“Clear skies with intermittent thunder and lighting” is an odd forecast but an apt description of the larger world we live in. In whatever sunny place you are, you have likely been affected at some point, to some degree, by dark occurrences in far away places.
Men are far more likely to die a violent death than women, so why single out violence against women and girls as a challenge for sustainable human development? There are a number of compelling reasons.
As successive Human Development Reports have shown, most people in most countries are doing better in human development. Globalization, advances in technology and higher incomes all hold promise for longer, healthier, more secure lives.
While our lives are all different, we share stages of life that are common to all of us.
‘Vulnerability’ and ‘resilience’ are among the new catch-words of the international community.
Children who are born poor, live in unsanitary conditions, receive little mental stimulation or nurturing, and have poor nutrition in their first years are far more likely than their richer peers to grow up stunted in body and mind.
After years of neglect, the theme of employment has returned to the forefront of the international development agenda, following on the heels of the global financial crisis and its aftermath.
A menudo, la juventud es foco de nuestra atención producto de alguna crisis –ya sea por las tasas de desempleo, su participación en actos violentos, la probabilidad a ser padre o madre prematuros o por las enfermedades o infecciones de transmisión sexual-. Me gustaría hablar sobre esto.
March 20, the 3rd UN International Day of Happiness, marked a flurry of activity and articles around the world on the importance of happiness – or subjective wellbeing – to individuals, businesses and policy-makers.

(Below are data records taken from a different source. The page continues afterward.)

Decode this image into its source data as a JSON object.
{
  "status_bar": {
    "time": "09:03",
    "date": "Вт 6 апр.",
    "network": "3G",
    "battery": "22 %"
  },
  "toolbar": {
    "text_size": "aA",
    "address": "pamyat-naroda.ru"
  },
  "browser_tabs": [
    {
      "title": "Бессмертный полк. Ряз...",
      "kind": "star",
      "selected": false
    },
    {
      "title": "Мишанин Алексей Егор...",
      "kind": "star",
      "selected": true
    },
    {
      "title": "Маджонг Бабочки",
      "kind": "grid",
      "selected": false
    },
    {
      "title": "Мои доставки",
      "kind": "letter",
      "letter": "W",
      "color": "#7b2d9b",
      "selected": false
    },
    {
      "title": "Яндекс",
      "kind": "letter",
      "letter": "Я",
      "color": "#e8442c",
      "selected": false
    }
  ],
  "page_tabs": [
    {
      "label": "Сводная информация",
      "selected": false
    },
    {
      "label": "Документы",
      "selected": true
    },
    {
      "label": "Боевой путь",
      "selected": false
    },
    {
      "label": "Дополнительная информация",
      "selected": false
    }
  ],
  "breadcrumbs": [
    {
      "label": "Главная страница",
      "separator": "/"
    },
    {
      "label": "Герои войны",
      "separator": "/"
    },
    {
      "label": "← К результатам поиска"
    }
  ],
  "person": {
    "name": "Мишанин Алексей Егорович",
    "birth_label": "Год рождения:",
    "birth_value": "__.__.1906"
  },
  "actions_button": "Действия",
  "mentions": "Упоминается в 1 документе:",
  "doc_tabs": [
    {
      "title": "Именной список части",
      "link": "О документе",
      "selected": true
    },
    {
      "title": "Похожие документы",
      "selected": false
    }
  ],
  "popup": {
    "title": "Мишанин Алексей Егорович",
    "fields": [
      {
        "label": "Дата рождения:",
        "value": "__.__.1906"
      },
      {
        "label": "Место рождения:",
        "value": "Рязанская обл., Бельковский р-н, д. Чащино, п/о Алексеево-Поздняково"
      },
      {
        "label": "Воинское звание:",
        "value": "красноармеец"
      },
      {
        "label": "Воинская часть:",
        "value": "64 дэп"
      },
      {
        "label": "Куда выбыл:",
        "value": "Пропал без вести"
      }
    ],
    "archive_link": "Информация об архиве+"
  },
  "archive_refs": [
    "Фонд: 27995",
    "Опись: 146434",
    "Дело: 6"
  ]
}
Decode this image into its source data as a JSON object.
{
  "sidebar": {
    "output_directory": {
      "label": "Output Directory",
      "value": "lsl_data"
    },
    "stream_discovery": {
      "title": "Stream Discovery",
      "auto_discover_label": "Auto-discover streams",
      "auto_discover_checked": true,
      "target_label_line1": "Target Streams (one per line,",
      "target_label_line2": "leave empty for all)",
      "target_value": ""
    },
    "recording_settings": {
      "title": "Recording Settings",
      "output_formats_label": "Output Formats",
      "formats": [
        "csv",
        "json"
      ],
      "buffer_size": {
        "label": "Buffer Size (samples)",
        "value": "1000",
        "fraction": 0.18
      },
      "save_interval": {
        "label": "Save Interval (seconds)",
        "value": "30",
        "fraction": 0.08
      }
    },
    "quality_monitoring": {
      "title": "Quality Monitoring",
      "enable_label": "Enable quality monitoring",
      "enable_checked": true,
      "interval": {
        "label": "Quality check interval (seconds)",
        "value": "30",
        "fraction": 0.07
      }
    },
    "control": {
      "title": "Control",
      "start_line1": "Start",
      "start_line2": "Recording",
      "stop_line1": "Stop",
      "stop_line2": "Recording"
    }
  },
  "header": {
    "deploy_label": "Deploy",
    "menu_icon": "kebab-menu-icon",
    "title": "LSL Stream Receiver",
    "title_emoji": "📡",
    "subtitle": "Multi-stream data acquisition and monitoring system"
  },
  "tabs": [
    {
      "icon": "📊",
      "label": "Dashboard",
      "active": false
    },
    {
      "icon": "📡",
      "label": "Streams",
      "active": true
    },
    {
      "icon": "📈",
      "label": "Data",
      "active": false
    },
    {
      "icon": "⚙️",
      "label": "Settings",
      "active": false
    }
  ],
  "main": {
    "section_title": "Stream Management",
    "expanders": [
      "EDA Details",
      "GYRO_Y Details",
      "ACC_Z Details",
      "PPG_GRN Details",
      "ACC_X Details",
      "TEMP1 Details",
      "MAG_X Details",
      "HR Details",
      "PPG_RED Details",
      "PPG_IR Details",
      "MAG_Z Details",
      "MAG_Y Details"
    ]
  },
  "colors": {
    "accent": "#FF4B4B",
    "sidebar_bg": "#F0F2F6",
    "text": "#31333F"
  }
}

Pocas construcciones estadísticas, o quizás ninguna, han tenido mayor influencia en el mundo moderno como el Producto Interno Bruto (PIB). Este año se cumplen ochenta años desde su creación.